Southern Launch strives to be the Polar Earth Orbit launch operator of choice as well as provide fit for purpose, robust and cost effective space vehicle ascent avionics.
Australia is in danger of being left behind in the space race. Although Australian GDP contributes 1.8% of the global economy, Australia only owns 0.8% of the global space economy. Since 2015 the global space economy has grown at a rate of 9.52% per annum compared to a world GDP growth rate of 2.87% and Australian GDP growth of less than 2%. Of key interest is that the worldwide small satellite industry is expected to grow from 28 satellites launched in 2008 to over 3000 by 2020 representing a very large technology investment that will surpass the total number of satellites already on orbit around the Earth. This exponential growth in satellite use is indicative of the shift in focus away from space being used primarily for Defence applications towards commercial Earth observation operations that now consume 73% of all satellite operations as of 2016.

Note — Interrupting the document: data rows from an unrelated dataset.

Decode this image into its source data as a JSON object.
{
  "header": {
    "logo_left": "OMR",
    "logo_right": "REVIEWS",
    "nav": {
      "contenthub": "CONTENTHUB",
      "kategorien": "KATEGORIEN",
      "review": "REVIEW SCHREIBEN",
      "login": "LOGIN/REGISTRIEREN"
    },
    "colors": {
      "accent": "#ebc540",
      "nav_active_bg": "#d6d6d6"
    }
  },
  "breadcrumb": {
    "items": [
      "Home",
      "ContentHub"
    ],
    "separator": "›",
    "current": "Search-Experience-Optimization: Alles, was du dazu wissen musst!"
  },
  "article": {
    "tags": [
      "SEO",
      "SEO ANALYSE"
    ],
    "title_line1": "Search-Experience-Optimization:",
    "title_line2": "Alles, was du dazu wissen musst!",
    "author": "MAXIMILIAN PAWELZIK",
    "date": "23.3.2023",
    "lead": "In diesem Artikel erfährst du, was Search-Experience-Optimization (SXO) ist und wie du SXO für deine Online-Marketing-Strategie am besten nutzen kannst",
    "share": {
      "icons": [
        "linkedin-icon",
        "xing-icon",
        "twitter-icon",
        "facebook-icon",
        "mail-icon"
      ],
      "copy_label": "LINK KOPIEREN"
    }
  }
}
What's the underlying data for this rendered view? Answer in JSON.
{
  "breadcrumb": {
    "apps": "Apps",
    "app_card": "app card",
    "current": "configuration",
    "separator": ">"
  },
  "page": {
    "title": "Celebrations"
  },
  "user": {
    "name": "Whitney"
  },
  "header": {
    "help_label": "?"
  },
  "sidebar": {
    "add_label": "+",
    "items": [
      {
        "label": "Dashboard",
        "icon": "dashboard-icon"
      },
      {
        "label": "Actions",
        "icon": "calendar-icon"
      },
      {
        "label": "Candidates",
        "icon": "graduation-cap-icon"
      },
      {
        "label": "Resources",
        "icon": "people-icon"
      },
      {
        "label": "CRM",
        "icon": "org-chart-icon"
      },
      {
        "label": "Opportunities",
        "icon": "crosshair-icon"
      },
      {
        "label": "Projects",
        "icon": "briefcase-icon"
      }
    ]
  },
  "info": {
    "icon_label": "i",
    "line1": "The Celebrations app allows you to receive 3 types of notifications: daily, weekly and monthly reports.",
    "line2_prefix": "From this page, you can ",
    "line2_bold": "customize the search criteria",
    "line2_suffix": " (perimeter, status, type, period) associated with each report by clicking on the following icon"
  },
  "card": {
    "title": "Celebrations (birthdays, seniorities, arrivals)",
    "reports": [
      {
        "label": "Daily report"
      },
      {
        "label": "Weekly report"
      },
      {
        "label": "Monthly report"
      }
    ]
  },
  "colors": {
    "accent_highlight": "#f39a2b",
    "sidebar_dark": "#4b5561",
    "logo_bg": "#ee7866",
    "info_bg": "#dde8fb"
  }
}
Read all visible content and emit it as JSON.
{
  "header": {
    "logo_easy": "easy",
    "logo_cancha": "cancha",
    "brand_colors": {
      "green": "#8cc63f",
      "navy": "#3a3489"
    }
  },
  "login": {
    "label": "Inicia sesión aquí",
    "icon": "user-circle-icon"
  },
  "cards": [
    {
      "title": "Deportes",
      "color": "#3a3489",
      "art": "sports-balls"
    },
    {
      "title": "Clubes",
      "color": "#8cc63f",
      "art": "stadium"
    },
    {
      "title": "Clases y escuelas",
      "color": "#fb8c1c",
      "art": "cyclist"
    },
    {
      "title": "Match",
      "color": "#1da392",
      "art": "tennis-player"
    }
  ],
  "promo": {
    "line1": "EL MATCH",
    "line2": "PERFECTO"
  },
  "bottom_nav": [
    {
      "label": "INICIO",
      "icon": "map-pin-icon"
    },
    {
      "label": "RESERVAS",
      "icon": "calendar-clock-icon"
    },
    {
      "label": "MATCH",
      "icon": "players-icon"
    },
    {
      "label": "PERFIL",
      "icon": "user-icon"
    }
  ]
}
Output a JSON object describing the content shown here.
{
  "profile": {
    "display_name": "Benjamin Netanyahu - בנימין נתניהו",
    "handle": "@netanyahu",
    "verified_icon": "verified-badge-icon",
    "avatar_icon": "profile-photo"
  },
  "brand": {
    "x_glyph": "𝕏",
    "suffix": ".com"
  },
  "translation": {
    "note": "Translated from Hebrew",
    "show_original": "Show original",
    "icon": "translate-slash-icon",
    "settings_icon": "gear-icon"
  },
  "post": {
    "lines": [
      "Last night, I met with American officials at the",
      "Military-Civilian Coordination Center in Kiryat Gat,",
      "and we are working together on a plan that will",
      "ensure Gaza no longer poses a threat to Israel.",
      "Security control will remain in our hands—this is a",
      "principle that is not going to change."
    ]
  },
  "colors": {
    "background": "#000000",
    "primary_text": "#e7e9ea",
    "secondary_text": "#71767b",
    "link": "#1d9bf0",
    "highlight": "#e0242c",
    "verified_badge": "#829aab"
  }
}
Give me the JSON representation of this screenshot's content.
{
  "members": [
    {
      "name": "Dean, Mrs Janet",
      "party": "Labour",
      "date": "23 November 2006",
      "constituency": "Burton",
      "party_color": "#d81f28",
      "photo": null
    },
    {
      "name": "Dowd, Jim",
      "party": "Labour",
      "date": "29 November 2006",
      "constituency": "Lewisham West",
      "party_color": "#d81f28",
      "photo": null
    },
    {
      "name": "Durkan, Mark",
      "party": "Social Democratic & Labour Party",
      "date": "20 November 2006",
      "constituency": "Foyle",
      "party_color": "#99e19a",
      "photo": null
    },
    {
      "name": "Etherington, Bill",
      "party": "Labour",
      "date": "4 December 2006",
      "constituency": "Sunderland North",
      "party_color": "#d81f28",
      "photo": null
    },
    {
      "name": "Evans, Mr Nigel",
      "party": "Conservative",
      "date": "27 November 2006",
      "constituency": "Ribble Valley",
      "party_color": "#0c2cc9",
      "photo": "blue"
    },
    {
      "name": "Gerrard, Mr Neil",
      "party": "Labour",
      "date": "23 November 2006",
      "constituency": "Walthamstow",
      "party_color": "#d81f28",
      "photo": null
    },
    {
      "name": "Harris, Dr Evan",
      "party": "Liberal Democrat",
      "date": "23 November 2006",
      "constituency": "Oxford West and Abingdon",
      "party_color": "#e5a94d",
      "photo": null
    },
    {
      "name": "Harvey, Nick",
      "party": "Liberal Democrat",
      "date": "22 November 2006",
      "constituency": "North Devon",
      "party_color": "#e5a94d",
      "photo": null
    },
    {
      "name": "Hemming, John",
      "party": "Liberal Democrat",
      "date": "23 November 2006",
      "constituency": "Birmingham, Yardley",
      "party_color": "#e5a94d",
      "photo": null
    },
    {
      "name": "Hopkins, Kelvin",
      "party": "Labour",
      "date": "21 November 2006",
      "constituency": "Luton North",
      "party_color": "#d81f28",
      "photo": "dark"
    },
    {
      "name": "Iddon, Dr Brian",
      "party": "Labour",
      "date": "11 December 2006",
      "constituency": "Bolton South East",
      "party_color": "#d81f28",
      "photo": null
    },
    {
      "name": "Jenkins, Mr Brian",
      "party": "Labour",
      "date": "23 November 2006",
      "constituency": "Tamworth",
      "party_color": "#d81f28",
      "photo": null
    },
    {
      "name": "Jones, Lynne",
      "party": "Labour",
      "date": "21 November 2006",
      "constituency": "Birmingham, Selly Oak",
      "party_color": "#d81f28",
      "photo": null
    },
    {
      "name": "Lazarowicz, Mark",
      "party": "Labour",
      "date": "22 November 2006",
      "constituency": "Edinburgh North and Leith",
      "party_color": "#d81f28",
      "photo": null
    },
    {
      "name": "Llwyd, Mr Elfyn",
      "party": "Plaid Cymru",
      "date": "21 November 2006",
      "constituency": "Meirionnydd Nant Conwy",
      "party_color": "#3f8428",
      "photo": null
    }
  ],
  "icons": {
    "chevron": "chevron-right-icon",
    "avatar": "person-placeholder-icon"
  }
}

Due to advances in satellite technologies, operations that were historically only possible using large spacecraft operating in Geostationary Earth Orbits (GEO), are now possible with small nano- and micro-satellites in Low Earth Orbit (LEO). This spacecraft orbit altitude change from approximately 36000km down to 1000km, with the resulting reduction in requisite satellite size from more than 500kg to less than 100kg, represents an order of magnitude reduction in design, construction and launch costs. This has reduced the barrier to entry for satellite design and manufacture allowing Australian universities and small startups to enter the market.
With the closure of motor vehicle manufacturing in Australia there is a need for a refocus on newer, more futuristic technologies. The known multiplicative effect of investments in the high technology space industry has across the broader economy provides Australia with the opportunity to become a gateway to space and and international leader in space technologies.
All photographs courtesy of NASA